Alpe d’Huez, Mont Ventoux, the Muur van Geraardsbergen… the Kogashi Forest. You probably know the first three so here’s a closer look at a mountain road that’s packed with passionate fans when the Japan Cup comes along.
The Route: Kogashiyama, “Kogashi mountain” is west of the city of Utsunomiya in Tochigi Prefecture, Japan. The climb begins on Shinrinkoen Dori, passes the Akagawa dam and where it enters the park on the flanks of Kogashi mountain. It is 4.9km long at an average of 4.9% with a mix of 8-9% slopes and flat sections.
The Feel: as climbs go this isn’t a monster but starts soft before turning Alpine. It begins with a definite inflection point where the tarmac ramps up, prompting an immediate gear change. The road passes farmland with the woodland slowly getting denser as road climbs up. It’s ordinary for now and only after two kilometres does the park begin, there’s a car park by the road and soon the large river dam appears. It flattens here, take the left fork past the lake to pedal past picnic areas. It’s all so calm and gentle.
There’s little traffic and what vehicles there are can be alarmingly quiet. High ownership of electric cars may be something to cheer about but it means a vehicle approaching from behind can be hard to notice until it glides past. It’s not necessarily dangerous, more a cultural adjustment to tune the ears to the sound of the tires.
Suddenly the road rears up and becomes decidedly Alpine and there’s a kilometre of 9%. The billiard table smooth surface helps but only so much, it’s slow going. It’s still a moment to enjoy, the road is engineered but feels part of the forest, the tall pines stand close to the road and it’s dark even on a bright day. After a steep S-bend the road keeps rising and then if you lift your gaze up you’ll see a winding ribbon of tarmac, as if a section of the Montvernier hairpins had been imported. The top of the climb comes with the road cut into the hillside and immediately plunges into a fast descent with a smooth and grippy surface.
The Race: the Japan Cup has made this climb famous. The world championships took place on this circuit in 1990 – the car park where the climb proper has a monument – and the Japan Cup road race started in 1992. Ever since the event has grown and attracts large, passionate crowds. Having suggested a similarity to Alpe d’Huez or Mont Ventoux at the top the closest likeness is probably the the Alto de Arrate above Eibar in the Basque Country as it’s full of knowledgeable, enthusiastic fans who have made their way to see the race as opposed to hundreds of thousands of holidaymakers hoping for a show and don’t care that much for the sport of cycling. In the Kogashi forest it’s applause and cheers here rather than selfie-sticks and jeers.

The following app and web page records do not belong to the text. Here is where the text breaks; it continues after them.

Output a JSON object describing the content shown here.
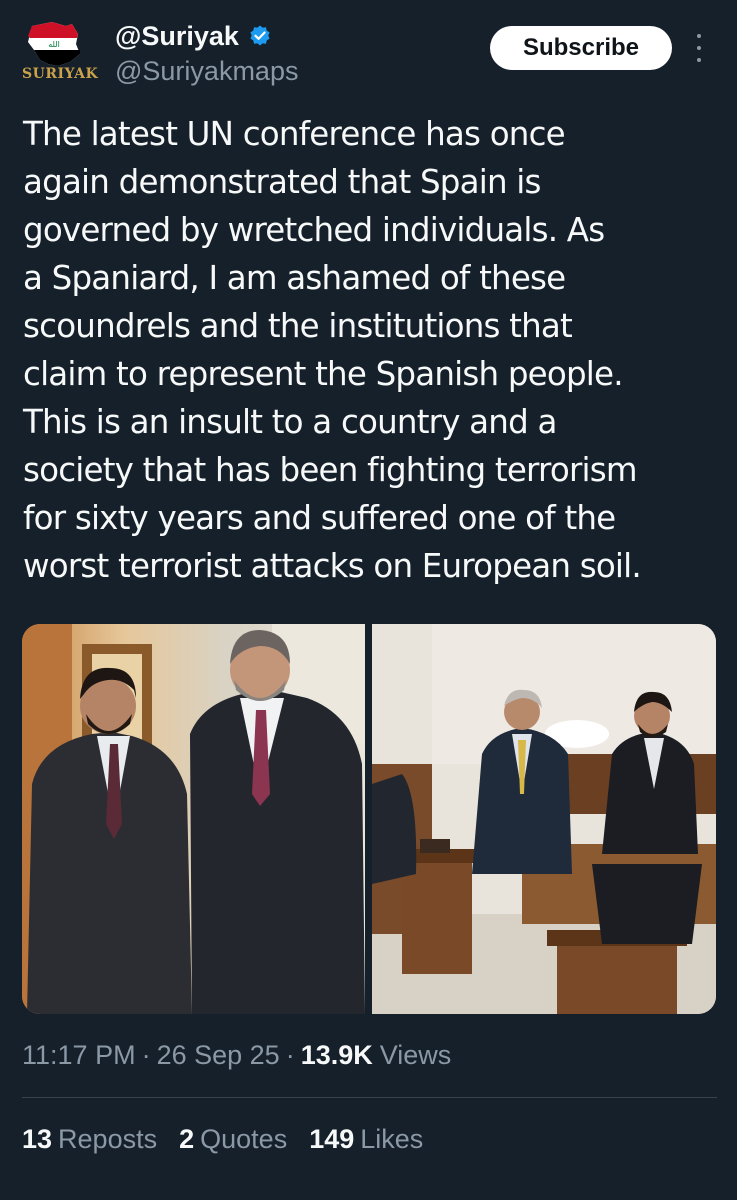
{
  "author": {
    "display_name": "@Suriyak",
    "handle": "@Suriyakmaps",
    "avatar_text": "SURIYAK",
    "verified_icon": "verified-badge-icon"
  },
  "actions": {
    "subscribe_label": "Subscribe",
    "more_icon": "more-vertical-icon"
  },
  "tweet": {
    "text": "The latest UN conference has once\nagain demonstrated that Spain is\ngoverned by wretched individuals. As\na Spaniard, I am ashamed of these\nscoundrels and the institutions that\nclaim to represent the Spanish people.\nThis is an insult to a country and a\nsociety that has been fighting terrorism\nfor sixty years and suffered one of the\nworst terrorist attacks on European soil."
  },
  "meta": {
    "time": "11:17 PM",
    "date": "26 Sep 25",
    "views_count": "13.9K",
    "views_label": "Views",
    "separator": "·"
  },
  "stats": [
    {
      "count": "13",
      "label": "Reposts"
    },
    {
      "count": "2",
      "label": "Quotes"
    },
    {
      "count": "149",
      "label": "Likes"
    }
  ],
  "colors": {
    "background": "#15202b",
    "text_primary": "#f7f9f9",
    "text_secondary": "#8b98a5",
    "verified": "#1d9bf0",
    "divider": "#38444d"
  }
}
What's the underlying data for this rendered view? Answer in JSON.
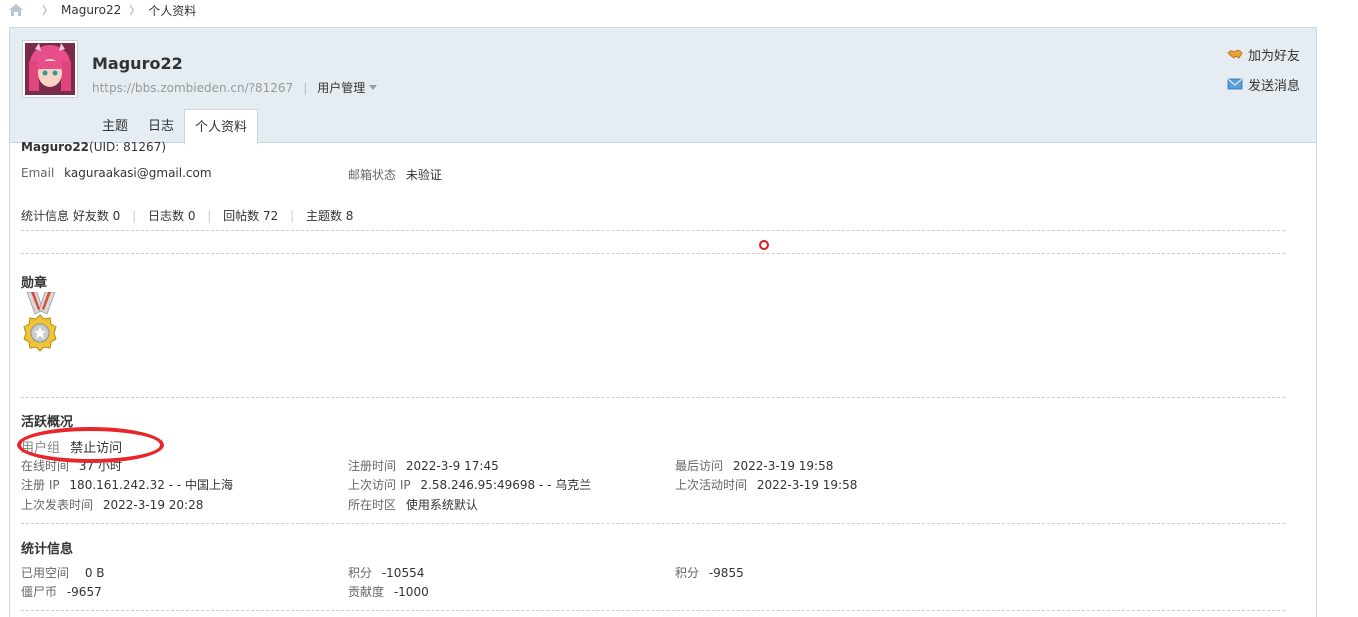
{
  "breadcrumb": {
    "user": "Maguro22",
    "page": "个人资料"
  },
  "header": {
    "username": "Maguro22",
    "url": "https://bbs.zombieden.cn/?81267",
    "manage_label": "用户管理"
  },
  "actions": {
    "add_friend": "加为好友",
    "send_message": "发送消息"
  },
  "tabs": [
    {
      "label": "主题"
    },
    {
      "label": "日志"
    },
    {
      "label": "个人资料"
    }
  ],
  "profile": {
    "name": "Maguro22",
    "uid": "(UID: 81267)",
    "email_label": "Email",
    "email": "kaguraakasi@gmail.com",
    "email_status_label": "邮箱状态",
    "email_status": "未验证",
    "stats_label": "统计信息",
    "friends": "好友数 0",
    "blogs": "日志数 0",
    "replies": "回帖数 72",
    "threads": "主题数 8"
  },
  "medals": {
    "title": "勋章"
  },
  "activity": {
    "title": "活跃概况",
    "group_label": "用户组",
    "group": "禁止访问",
    "online_label": "在线时间",
    "online": "37 小时",
    "reg_time_label": "注册时间",
    "reg_time": "2022-3-9 17:45",
    "last_visit_label": "最后访问",
    "last_visit": "2022-3-19 19:58",
    "reg_ip_label": "注册 IP",
    "reg_ip": "180.161.242.32 - - 中国上海",
    "last_ip_label": "上次访问 IP",
    "last_ip": "2.58.246.95:49698 - - 乌克兰",
    "last_active_label": "上次活动时间",
    "last_active": "2022-3-19 19:58",
    "last_post_label": "上次发表时间",
    "last_post": "2022-3-19 20:28",
    "tz_label": "所在时区",
    "tz": "使用系统默认"
  },
  "stats": {
    "title": "统计信息",
    "space_label": "已用空间",
    "space": "0 B",
    "credits_label": "积分",
    "credits": "-10554",
    "credits2_label": "积分",
    "credits2": "-9855",
    "zombie_label": "僵尸币",
    "zombie": "-9657",
    "contrib_label": "贡献度",
    "contrib": "-1000"
  },
  "colors": {
    "header_bg": "#e5edf2",
    "annotation_red": "#e8252a"
  }
}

The Japan Cup attracts several World Tour teams. Their presence is telling, those with prominent manufacturers are there with Cannondale-Drapac, Trek-Segafredo, BMC Racing and Lampre-Merida are there and if title sponsors Sky or Orica-BikeExchange have no interest in the Japanese market, their bike sponsors Pinarello and Scott surely do. The fans are legion and many have high-end bikes and here is a good way for the bike companies to connect with customers.
Ride more: you can lap the same 10km circuit as the Japan Cup road race but there’s plenty more to explore. Japan has coastal plans and a spine of mountains running along its length. Head west or north from here for more climbing with woodland, river gorges, terraced rice fields and traditional architecture. All the roads are smooth, drivers courteous and there are regular places to buy food, and out of hours the silent army of vending machines supply hot and cold drinks. Return to the city of Utsunomiya to refuel with gyoza, these dumplings are the local speciality.
Travel and access: Utsunomiya sits on the highspeed Shinkansen line north of Tokyo and is less than an hour’s ride from the capital. Bikes are accepted on the trains but under conditions, the bike needs to be wrapped in a light pouch rather than a bulky case. The Tohoku Expressway offers fast access from Tokyo too. It’s roughly a 20-30 minute ride from the city to the Kogashi forest.
Main photo by Flickr’s Kenichiro Matahara
More roads to ride at inrng.com/roads